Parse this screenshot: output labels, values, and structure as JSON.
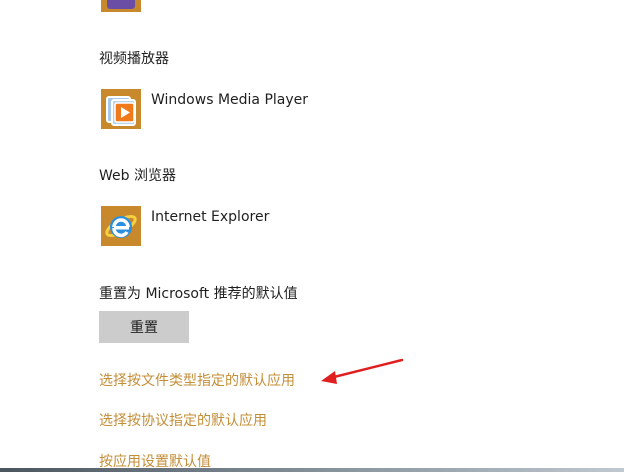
{
  "video_player": {
    "heading": "视频播放器",
    "app_name": "Windows Media Player",
    "icon": "windows-media-player-icon"
  },
  "web_browser": {
    "heading": "Web 浏览器",
    "app_name": "Internet Explorer",
    "icon": "internet-explorer-icon"
  },
  "reset": {
    "heading": "重置为 Microsoft 推荐的默认值",
    "button_label": "重置"
  },
  "links": {
    "by_file_type": "选择按文件类型指定的默认应用",
    "by_protocol": "选择按协议指定的默认应用",
    "by_app": "按应用设置默认值"
  },
  "colors": {
    "tile_background": "#c8892c",
    "link": "#c48e38",
    "button": "#cccccc",
    "annotation_arrow": "#e02020"
  }
}
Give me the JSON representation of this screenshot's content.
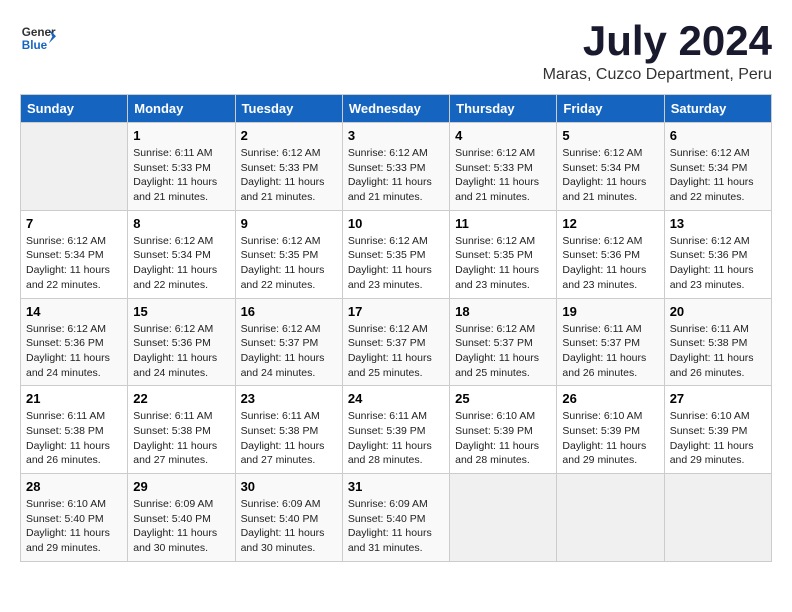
{
  "header": {
    "logo_general": "General",
    "logo_blue": "Blue",
    "month": "July 2024",
    "location": "Maras, Cuzco Department, Peru"
  },
  "days_of_week": [
    "Sunday",
    "Monday",
    "Tuesday",
    "Wednesday",
    "Thursday",
    "Friday",
    "Saturday"
  ],
  "weeks": [
    [
      {
        "day": "",
        "empty": true
      },
      {
        "day": "1",
        "sunrise": "Sunrise: 6:11 AM",
        "sunset": "Sunset: 5:33 PM",
        "daylight": "Daylight: 11 hours and 21 minutes."
      },
      {
        "day": "2",
        "sunrise": "Sunrise: 6:12 AM",
        "sunset": "Sunset: 5:33 PM",
        "daylight": "Daylight: 11 hours and 21 minutes."
      },
      {
        "day": "3",
        "sunrise": "Sunrise: 6:12 AM",
        "sunset": "Sunset: 5:33 PM",
        "daylight": "Daylight: 11 hours and 21 minutes."
      },
      {
        "day": "4",
        "sunrise": "Sunrise: 6:12 AM",
        "sunset": "Sunset: 5:33 PM",
        "daylight": "Daylight: 11 hours and 21 minutes."
      },
      {
        "day": "5",
        "sunrise": "Sunrise: 6:12 AM",
        "sunset": "Sunset: 5:34 PM",
        "daylight": "Daylight: 11 hours and 21 minutes."
      },
      {
        "day": "6",
        "sunrise": "Sunrise: 6:12 AM",
        "sunset": "Sunset: 5:34 PM",
        "daylight": "Daylight: 11 hours and 22 minutes."
      }
    ],
    [
      {
        "day": "7",
        "sunrise": "Sunrise: 6:12 AM",
        "sunset": "Sunset: 5:34 PM",
        "daylight": "Daylight: 11 hours and 22 minutes."
      },
      {
        "day": "8",
        "sunrise": "Sunrise: 6:12 AM",
        "sunset": "Sunset: 5:34 PM",
        "daylight": "Daylight: 11 hours and 22 minutes."
      },
      {
        "day": "9",
        "sunrise": "Sunrise: 6:12 AM",
        "sunset": "Sunset: 5:35 PM",
        "daylight": "Daylight: 11 hours and 22 minutes."
      },
      {
        "day": "10",
        "sunrise": "Sunrise: 6:12 AM",
        "sunset": "Sunset: 5:35 PM",
        "daylight": "Daylight: 11 hours and 23 minutes."
      },
      {
        "day": "11",
        "sunrise": "Sunrise: 6:12 AM",
        "sunset": "Sunset: 5:35 PM",
        "daylight": "Daylight: 11 hours and 23 minutes."
      },
      {
        "day": "12",
        "sunrise": "Sunrise: 6:12 AM",
        "sunset": "Sunset: 5:36 PM",
        "daylight": "Daylight: 11 hours and 23 minutes."
      },
      {
        "day": "13",
        "sunrise": "Sunrise: 6:12 AM",
        "sunset": "Sunset: 5:36 PM",
        "daylight": "Daylight: 11 hours and 23 minutes."
      }
    ],
    [
      {
        "day": "14",
        "sunrise": "Sunrise: 6:12 AM",
        "sunset": "Sunset: 5:36 PM",
        "daylight": "Daylight: 11 hours and 24 minutes."
      },
      {
        "day": "15",
        "sunrise": "Sunrise: 6:12 AM",
        "sunset": "Sunset: 5:36 PM",
        "daylight": "Daylight: 11 hours and 24 minutes."
      },
      {
        "day": "16",
        "sunrise": "Sunrise: 6:12 AM",
        "sunset": "Sunset: 5:37 PM",
        "daylight": "Daylight: 11 hours and 24 minutes."
      },
      {
        "day": "17",
        "sunrise": "Sunrise: 6:12 AM",
        "sunset": "Sunset: 5:37 PM",
        "daylight": "Daylight: 11 hours and 25 minutes."
      },
      {
        "day": "18",
        "sunrise": "Sunrise: 6:12 AM",
        "sunset": "Sunset: 5:37 PM",
        "daylight": "Daylight: 11 hours and 25 minutes."
      },
      {
        "day": "19",
        "sunrise": "Sunrise: 6:11 AM",
        "sunset": "Sunset: 5:37 PM",
        "daylight": "Daylight: 11 hours and 26 minutes."
      },
      {
        "day": "20",
        "sunrise": "Sunrise: 6:11 AM",
        "sunset": "Sunset: 5:38 PM",
        "daylight": "Daylight: 11 hours and 26 minutes."
      }
    ],
    [
      {
        "day": "21",
        "sunrise": "Sunrise: 6:11 AM",
        "sunset": "Sunset: 5:38 PM",
        "daylight": "Daylight: 11 hours and 26 minutes."
      },
      {
        "day": "22",
        "sunrise": "Sunrise: 6:11 AM",
        "sunset": "Sunset: 5:38 PM",
        "daylight": "Daylight: 11 hours and 27 minutes."
      },
      {
        "day": "23",
        "sunrise": "Sunrise: 6:11 AM",
        "sunset": "Sunset: 5:38 PM",
        "daylight": "Daylight: 11 hours and 27 minutes."
      },
      {
        "day": "24",
        "sunrise": "Sunrise: 6:11 AM",
        "sunset": "Sunset: 5:39 PM",
        "daylight": "Daylight: 11 hours and 28 minutes."
      },
      {
        "day": "25",
        "sunrise": "Sunrise: 6:10 AM",
        "sunset": "Sunset: 5:39 PM",
        "daylight": "Daylight: 11 hours and 28 minutes."
      },
      {
        "day": "26",
        "sunrise": "Sunrise: 6:10 AM",
        "sunset": "Sunset: 5:39 PM",
        "daylight": "Daylight: 11 hours and 29 minutes."
      },
      {
        "day": "27",
        "sunrise": "Sunrise: 6:10 AM",
        "sunset": "Sunset: 5:39 PM",
        "daylight": "Daylight: 11 hours and 29 minutes."
      }
    ],
    [
      {
        "day": "28",
        "sunrise": "Sunrise: 6:10 AM",
        "sunset": "Sunset: 5:40 PM",
        "daylight": "Daylight: 11 hours and 29 minutes."
      },
      {
        "day": "29",
        "sunrise": "Sunrise: 6:09 AM",
        "sunset": "Sunset: 5:40 PM",
        "daylight": "Daylight: 11 hours and 30 minutes."
      },
      {
        "day": "30",
        "sunrise": "Sunrise: 6:09 AM",
        "sunset": "Sunset: 5:40 PM",
        "daylight": "Daylight: 11 hours and 30 minutes."
      },
      {
        "day": "31",
        "sunrise": "Sunrise: 6:09 AM",
        "sunset": "Sunset: 5:40 PM",
        "daylight": "Daylight: 11 hours and 31 minutes."
      },
      {
        "day": "",
        "empty": true
      },
      {
        "day": "",
        "empty": true
      },
      {
        "day": "",
        "empty": true
      }
    ]
  ]
}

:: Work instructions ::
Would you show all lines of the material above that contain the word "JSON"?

:: Answer area ::
Parse this screenshot: output labels, values, and structure as JSON.
Give me the JSON representation of this screenshot's content.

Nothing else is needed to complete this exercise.